Task objective: When a line in the entries contains the word "devices", copy that line in full.

Exercise material:
• • • •

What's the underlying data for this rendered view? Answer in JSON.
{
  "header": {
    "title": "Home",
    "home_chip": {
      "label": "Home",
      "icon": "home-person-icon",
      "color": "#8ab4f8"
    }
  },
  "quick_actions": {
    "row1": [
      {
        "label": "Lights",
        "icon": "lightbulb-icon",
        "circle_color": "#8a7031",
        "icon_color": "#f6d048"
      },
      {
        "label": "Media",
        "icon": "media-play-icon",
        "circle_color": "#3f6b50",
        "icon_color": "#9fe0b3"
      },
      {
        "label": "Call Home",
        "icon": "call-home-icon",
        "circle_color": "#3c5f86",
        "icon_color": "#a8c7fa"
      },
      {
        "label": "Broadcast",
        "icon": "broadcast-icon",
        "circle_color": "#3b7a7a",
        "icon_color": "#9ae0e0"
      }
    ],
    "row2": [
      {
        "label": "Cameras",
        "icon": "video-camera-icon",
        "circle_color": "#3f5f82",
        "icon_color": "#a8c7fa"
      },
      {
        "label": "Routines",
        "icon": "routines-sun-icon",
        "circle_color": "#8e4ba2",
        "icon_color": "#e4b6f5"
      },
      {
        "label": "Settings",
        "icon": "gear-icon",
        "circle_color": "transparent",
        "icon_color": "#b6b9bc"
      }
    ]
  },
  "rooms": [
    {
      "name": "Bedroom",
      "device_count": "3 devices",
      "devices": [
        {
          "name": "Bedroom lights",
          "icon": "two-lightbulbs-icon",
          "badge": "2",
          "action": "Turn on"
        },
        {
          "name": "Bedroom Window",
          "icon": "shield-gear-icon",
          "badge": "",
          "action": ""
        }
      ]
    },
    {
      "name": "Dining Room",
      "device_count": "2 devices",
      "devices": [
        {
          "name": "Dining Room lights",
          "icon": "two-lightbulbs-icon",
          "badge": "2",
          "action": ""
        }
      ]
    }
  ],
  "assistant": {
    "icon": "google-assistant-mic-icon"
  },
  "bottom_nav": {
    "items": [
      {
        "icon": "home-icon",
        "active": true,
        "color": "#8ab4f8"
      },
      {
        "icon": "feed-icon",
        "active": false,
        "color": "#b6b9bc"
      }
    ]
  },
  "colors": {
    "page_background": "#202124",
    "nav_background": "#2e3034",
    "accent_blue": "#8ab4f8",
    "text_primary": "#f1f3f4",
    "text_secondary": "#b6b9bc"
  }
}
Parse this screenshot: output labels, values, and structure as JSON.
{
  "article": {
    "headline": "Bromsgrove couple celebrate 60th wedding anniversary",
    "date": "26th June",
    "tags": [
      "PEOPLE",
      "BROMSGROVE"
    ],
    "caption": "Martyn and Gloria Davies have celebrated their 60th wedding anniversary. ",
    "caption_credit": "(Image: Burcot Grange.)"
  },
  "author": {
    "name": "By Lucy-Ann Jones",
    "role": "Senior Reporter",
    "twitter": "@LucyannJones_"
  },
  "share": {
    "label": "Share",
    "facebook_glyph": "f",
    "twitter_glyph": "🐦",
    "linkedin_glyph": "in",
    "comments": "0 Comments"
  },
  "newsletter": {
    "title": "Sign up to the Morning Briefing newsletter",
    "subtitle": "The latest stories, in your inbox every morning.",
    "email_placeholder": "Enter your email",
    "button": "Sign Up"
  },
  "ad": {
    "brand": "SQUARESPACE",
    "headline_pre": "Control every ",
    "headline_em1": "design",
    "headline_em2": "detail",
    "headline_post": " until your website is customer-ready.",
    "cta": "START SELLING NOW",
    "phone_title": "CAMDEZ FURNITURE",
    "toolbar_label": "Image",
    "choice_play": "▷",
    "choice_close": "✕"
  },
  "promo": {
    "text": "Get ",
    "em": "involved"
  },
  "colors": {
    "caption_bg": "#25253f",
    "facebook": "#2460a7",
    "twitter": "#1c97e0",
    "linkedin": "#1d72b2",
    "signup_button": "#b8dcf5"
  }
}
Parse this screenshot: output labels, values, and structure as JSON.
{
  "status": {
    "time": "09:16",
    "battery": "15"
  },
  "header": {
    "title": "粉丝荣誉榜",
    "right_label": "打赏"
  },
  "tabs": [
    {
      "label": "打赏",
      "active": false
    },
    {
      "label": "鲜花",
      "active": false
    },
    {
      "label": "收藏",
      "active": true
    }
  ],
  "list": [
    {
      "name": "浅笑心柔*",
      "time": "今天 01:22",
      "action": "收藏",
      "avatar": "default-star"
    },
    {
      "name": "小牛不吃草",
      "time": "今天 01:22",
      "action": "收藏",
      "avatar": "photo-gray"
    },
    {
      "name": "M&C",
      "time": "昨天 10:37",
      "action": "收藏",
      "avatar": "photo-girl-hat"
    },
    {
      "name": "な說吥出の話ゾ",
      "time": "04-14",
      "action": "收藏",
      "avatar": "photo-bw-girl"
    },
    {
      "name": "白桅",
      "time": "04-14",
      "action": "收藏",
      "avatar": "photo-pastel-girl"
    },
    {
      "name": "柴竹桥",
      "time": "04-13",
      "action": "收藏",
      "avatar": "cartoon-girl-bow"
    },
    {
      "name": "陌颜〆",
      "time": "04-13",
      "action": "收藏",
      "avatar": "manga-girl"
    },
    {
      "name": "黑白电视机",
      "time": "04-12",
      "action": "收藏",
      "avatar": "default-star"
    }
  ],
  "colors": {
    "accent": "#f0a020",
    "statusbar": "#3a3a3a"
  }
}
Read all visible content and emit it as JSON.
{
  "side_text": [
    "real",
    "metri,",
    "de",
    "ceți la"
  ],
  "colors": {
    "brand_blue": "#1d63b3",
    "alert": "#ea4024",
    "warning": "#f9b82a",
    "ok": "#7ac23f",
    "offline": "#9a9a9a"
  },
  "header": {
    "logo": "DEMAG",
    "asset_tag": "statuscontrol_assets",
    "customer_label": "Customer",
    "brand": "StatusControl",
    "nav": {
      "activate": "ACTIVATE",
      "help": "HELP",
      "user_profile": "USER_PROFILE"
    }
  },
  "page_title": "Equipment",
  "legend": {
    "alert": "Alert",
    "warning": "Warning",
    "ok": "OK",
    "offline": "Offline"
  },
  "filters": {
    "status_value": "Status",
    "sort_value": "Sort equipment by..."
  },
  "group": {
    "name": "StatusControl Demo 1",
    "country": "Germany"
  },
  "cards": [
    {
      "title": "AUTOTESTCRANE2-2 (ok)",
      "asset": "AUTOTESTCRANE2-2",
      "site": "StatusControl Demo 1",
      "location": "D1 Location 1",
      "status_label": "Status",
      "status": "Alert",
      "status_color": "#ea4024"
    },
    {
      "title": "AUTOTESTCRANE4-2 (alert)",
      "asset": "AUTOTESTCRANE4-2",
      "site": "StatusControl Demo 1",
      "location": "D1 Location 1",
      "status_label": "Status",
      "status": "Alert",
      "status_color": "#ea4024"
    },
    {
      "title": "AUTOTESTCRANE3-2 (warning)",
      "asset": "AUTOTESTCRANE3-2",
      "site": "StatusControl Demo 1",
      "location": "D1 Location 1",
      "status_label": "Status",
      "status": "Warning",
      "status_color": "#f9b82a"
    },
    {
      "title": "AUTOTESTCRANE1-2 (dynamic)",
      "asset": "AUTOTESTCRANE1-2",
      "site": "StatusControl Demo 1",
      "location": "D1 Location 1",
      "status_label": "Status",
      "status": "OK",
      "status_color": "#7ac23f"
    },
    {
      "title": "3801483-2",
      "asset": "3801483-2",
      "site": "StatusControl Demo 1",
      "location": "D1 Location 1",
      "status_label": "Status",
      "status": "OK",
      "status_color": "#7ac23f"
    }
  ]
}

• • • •

Answer space:
      "device_count": "3 devices",
      "devices": [
      "device_count": "2 devices",
      "devices": [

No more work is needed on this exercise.